Collection of Research on Chinese Typography
“Collection of Research on Chinese Typography” is a three-volume collection of our on-going research and dialogues about typography and design in China, including its history and development, conventions and contemporary practice, and working in transcultural contexts.
The Type has been promoting public awareness of typography and design in the Chinese community for over ten years. Whether it is introducing Western typography theories and knowledge, or conducting independent research on Chinese typography in recent years, we are often concerned about the inadequate typography education in China as well as the lack of exchange we have with the international community. Chinese typography is not easy to tackle, but we believe that, by more self-initiated and open research, we are able to address our challenges under a global perspective and invite more discussions and breakthroughs to the field.

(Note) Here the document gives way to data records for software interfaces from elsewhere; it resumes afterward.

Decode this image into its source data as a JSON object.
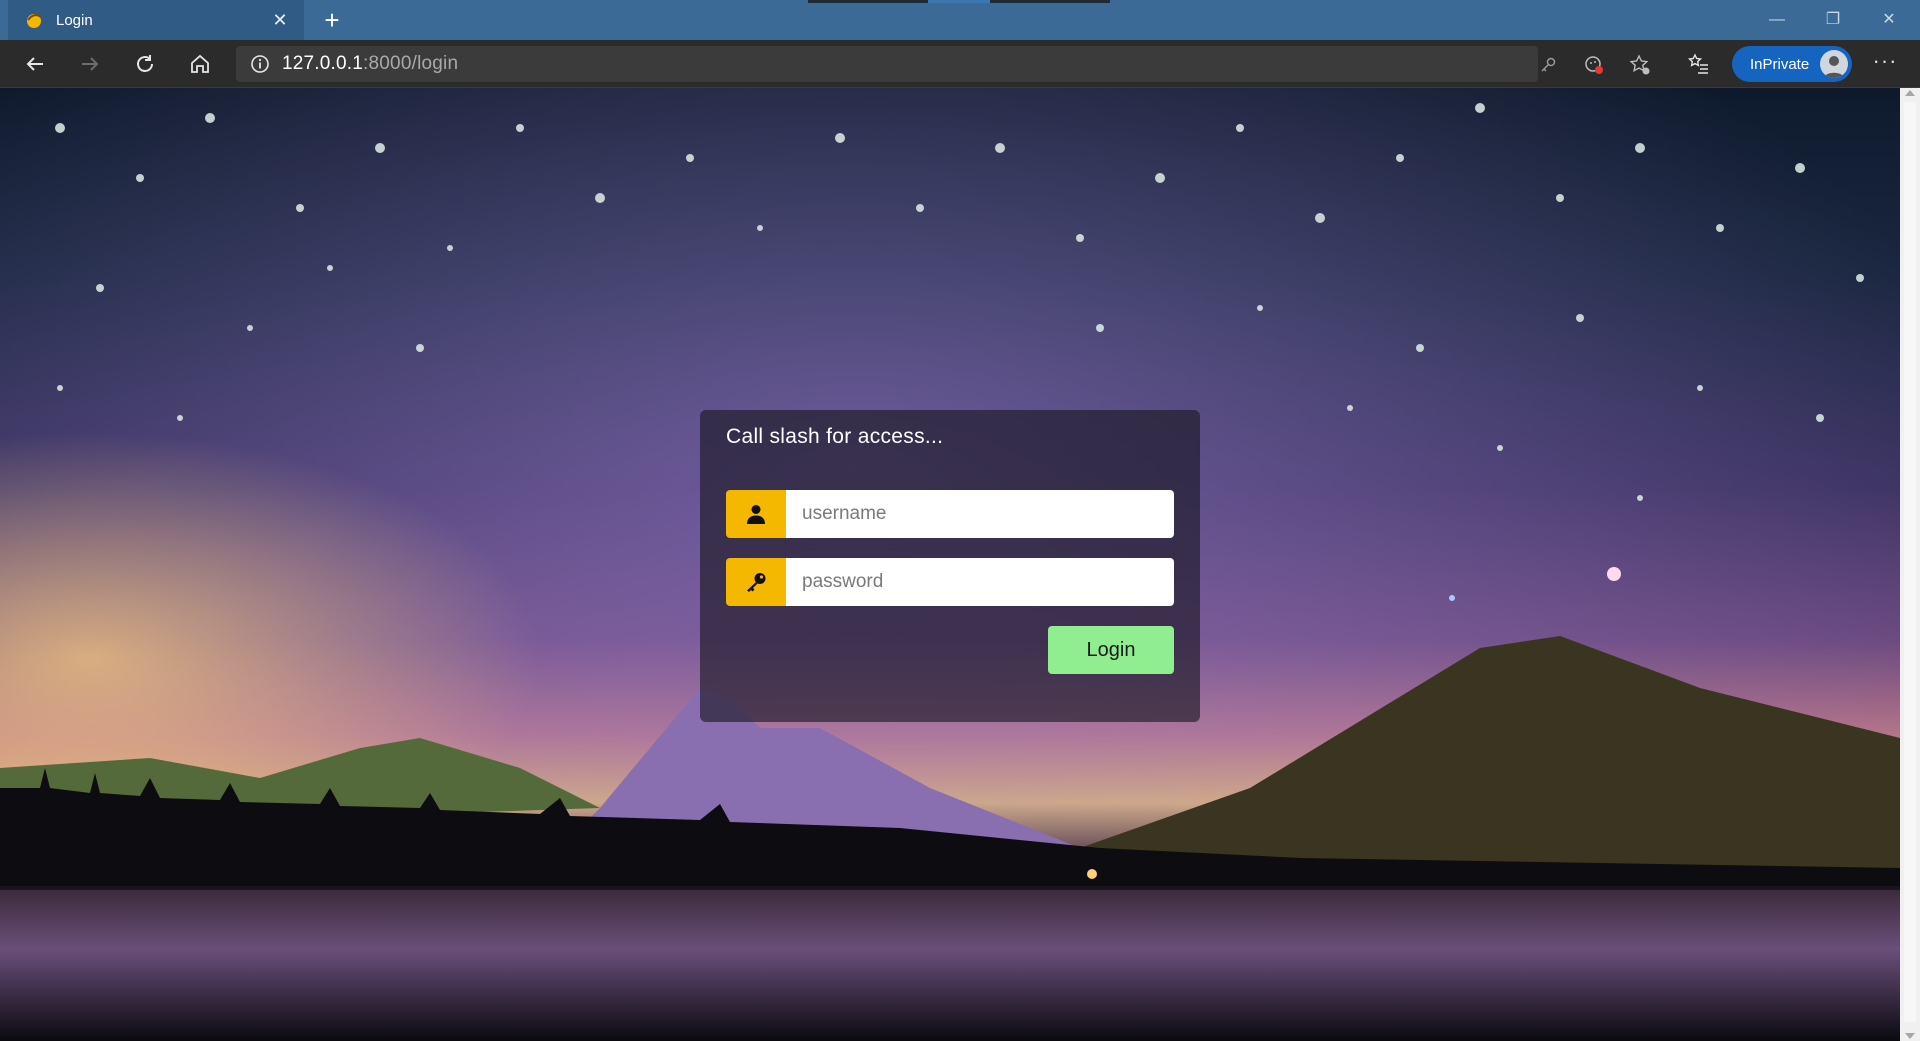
{
  "browser": {
    "tab_title": "Login",
    "url_host": "127.0.0.1",
    "url_rest": ":8000/login",
    "inprivate_label": "InPrivate"
  },
  "login": {
    "title": "Call slash for access...",
    "username_placeholder": "username",
    "password_placeholder": "password",
    "button_label": "Login",
    "accent_color": "#f5b800",
    "button_color": "#90ee90"
  }
}
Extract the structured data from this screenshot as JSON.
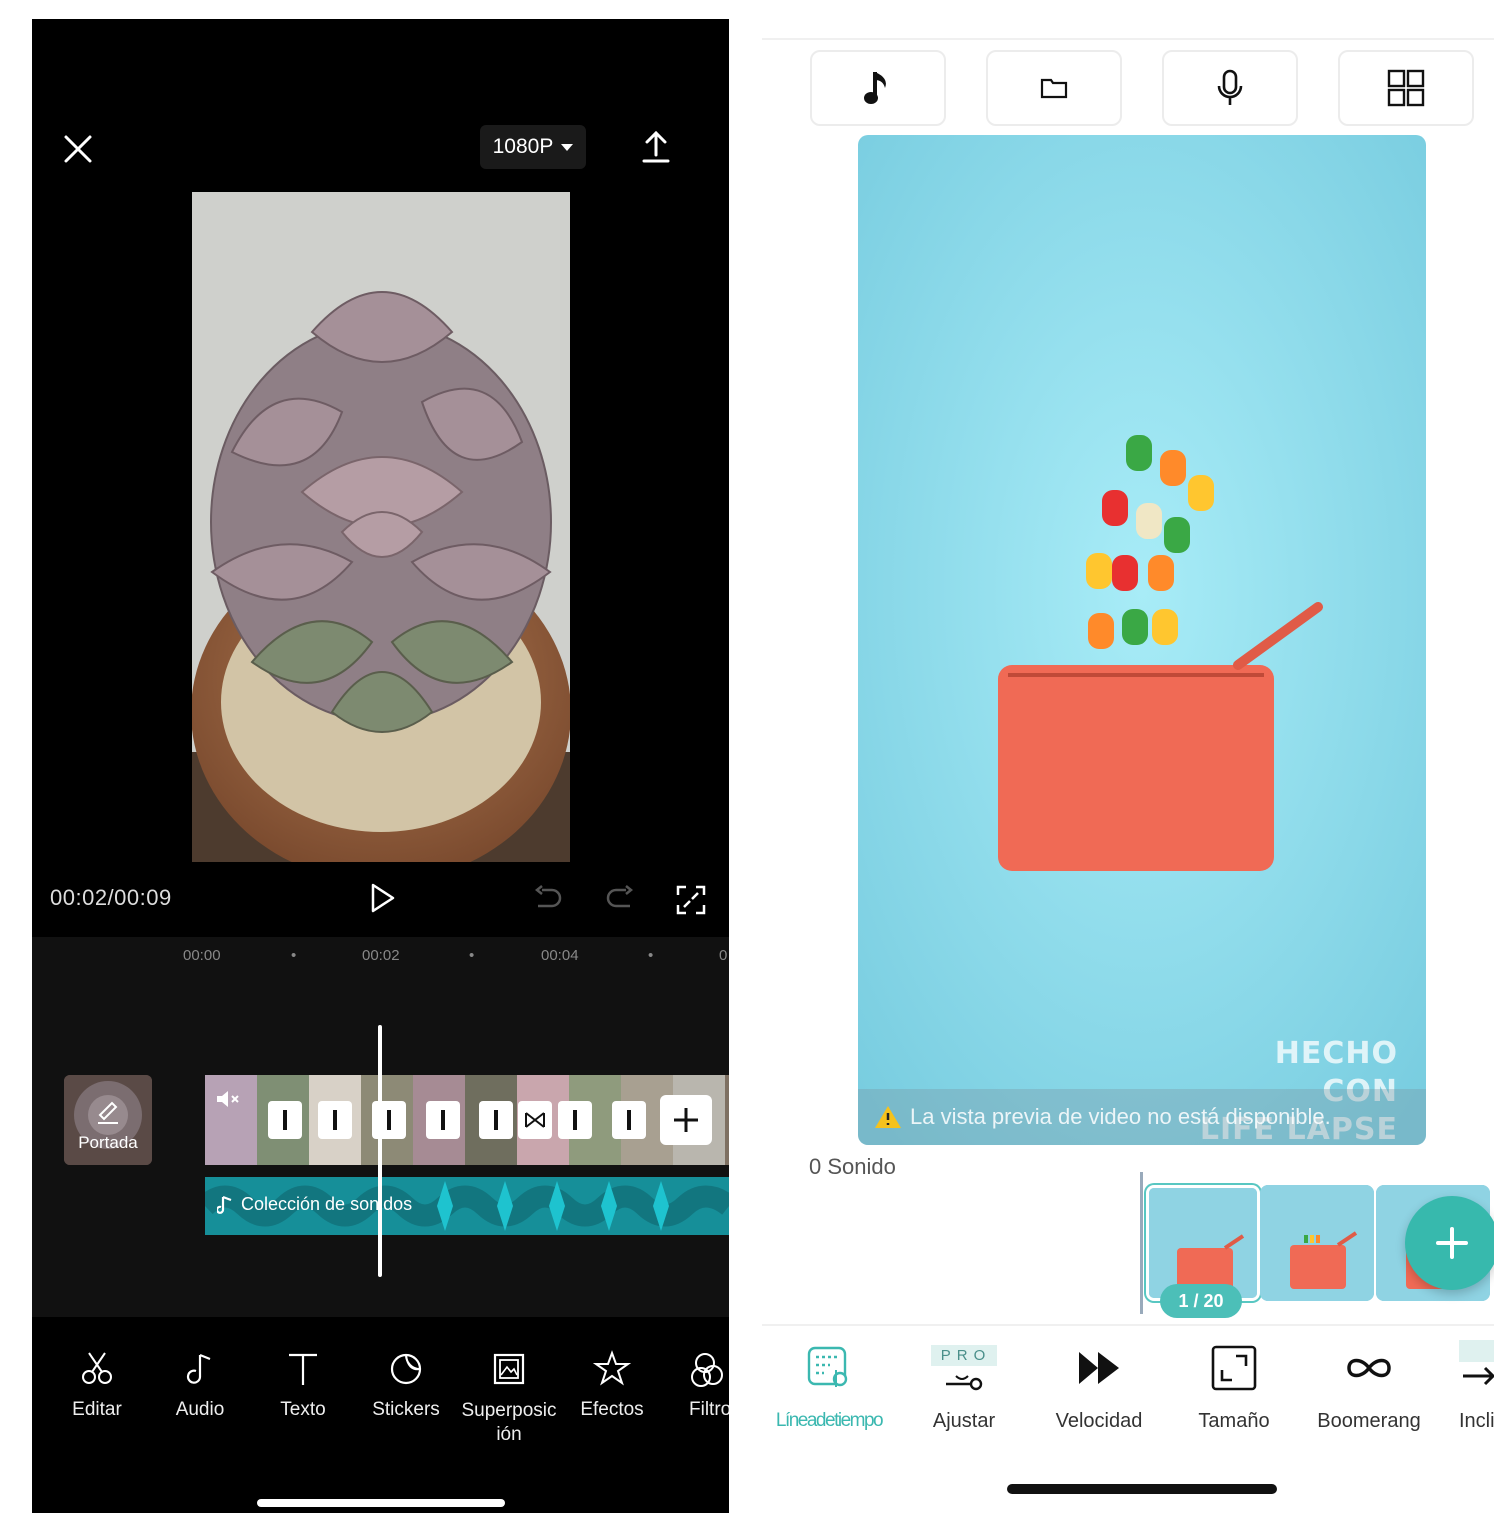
{
  "left_app": {
    "resolution": "1080P",
    "time_display": "00:02/00:09",
    "ruler_ticks": [
      "00:00",
      "•",
      "00:02",
      "•",
      "00:04",
      "•",
      "0"
    ],
    "cover_label": "Portada",
    "audio_track_label": "Colección de sonidos",
    "toolbar": [
      {
        "label": "Editar",
        "icon": "scissors-icon"
      },
      {
        "label": "Audio",
        "icon": "music-note-icon"
      },
      {
        "label": "Texto",
        "icon": "text-icon"
      },
      {
        "label": "Stickers",
        "icon": "sticker-icon"
      },
      {
        "label": "Superposic\nión",
        "icon": "overlay-icon"
      },
      {
        "label": "Efectos",
        "icon": "effects-star-icon"
      },
      {
        "label": "Filtro",
        "icon": "filter-icon"
      }
    ],
    "colors": {
      "accent": "#1b9aa6",
      "background": "#000000"
    }
  },
  "right_app": {
    "top_buttons": [
      {
        "name": "music",
        "icon": "music-note-icon"
      },
      {
        "name": "folder",
        "icon": "folder-icon"
      },
      {
        "name": "microphone",
        "icon": "microphone-icon"
      },
      {
        "name": "grid",
        "icon": "grid-icon"
      }
    ],
    "watermark_line1": "HECHO CON",
    "watermark_line2": "LIFE LAPSE",
    "warning_text": "La vista previa de video no está disponible.",
    "sound_label": "0 Sonido",
    "frame_counter": "1 / 20",
    "pro_badge": "PRO",
    "toolbar": [
      {
        "label": "Líneadetiempo",
        "icon": "timeline-icon"
      },
      {
        "label": "Ajustar",
        "icon": "adjust-icon"
      },
      {
        "label": "Velocidad",
        "icon": "fast-forward-icon"
      },
      {
        "label": "Tamaño",
        "icon": "resize-icon"
      },
      {
        "label": "Boomerang",
        "icon": "infinity-icon"
      },
      {
        "label": "Incli",
        "icon": "tilt-icon"
      }
    ],
    "colors": {
      "accent": "#3bb8b0",
      "preview_bg": "#8fd8ea",
      "bag": "#f06a55"
    }
  }
}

Shanghai Type: a slice of modern Chinese type history
The development of Chinese type design since the foundation of the People’s Republic in 1949 cast significant influence to its contemporary developments. Yet it has remained as much a mystery to the outside world as to local designers. Thanks to the research throughout the Shanghai Type project, we attempt to illustrate a slice of the history of how modern Chinese type design began as a groundbreaking state-initiated endeavor, and then gradually faded in the age of market and commercialization.
Transcultural Type Design: a dialogue from China
Among the Chinese-speaking designers, discourse around transcultural typography is still in its infancy. This small volume is the record of the first of a series of open discussions moderated by us, to address this global trend as well as the debate and strategies that come along in the Chinese context.
Kǒngquè: restoring the mindset of Chinese typesetting
The convention and wisdom of Chinese typography that was developed over centuries has failed to be inherited by designers today. This is caused partially by the Latin-orientated computer softwares and the negligence in the Chinese design education. Kǒngquè project aims to fill this gap by revisiting the typographic traditions in China in the modern context and restoring a mindset of native Chinese typography.
Chen Qirui, Du Xiyao, Eric Liu, Li Zhiqian, Richor Wang, Roman Wihelm, Tien-min Liao, Zheng Chuyang
Hui Jing, Peiran Tan
116+106+122 pages, 3-volume bundle
10,5 × 14,5 cm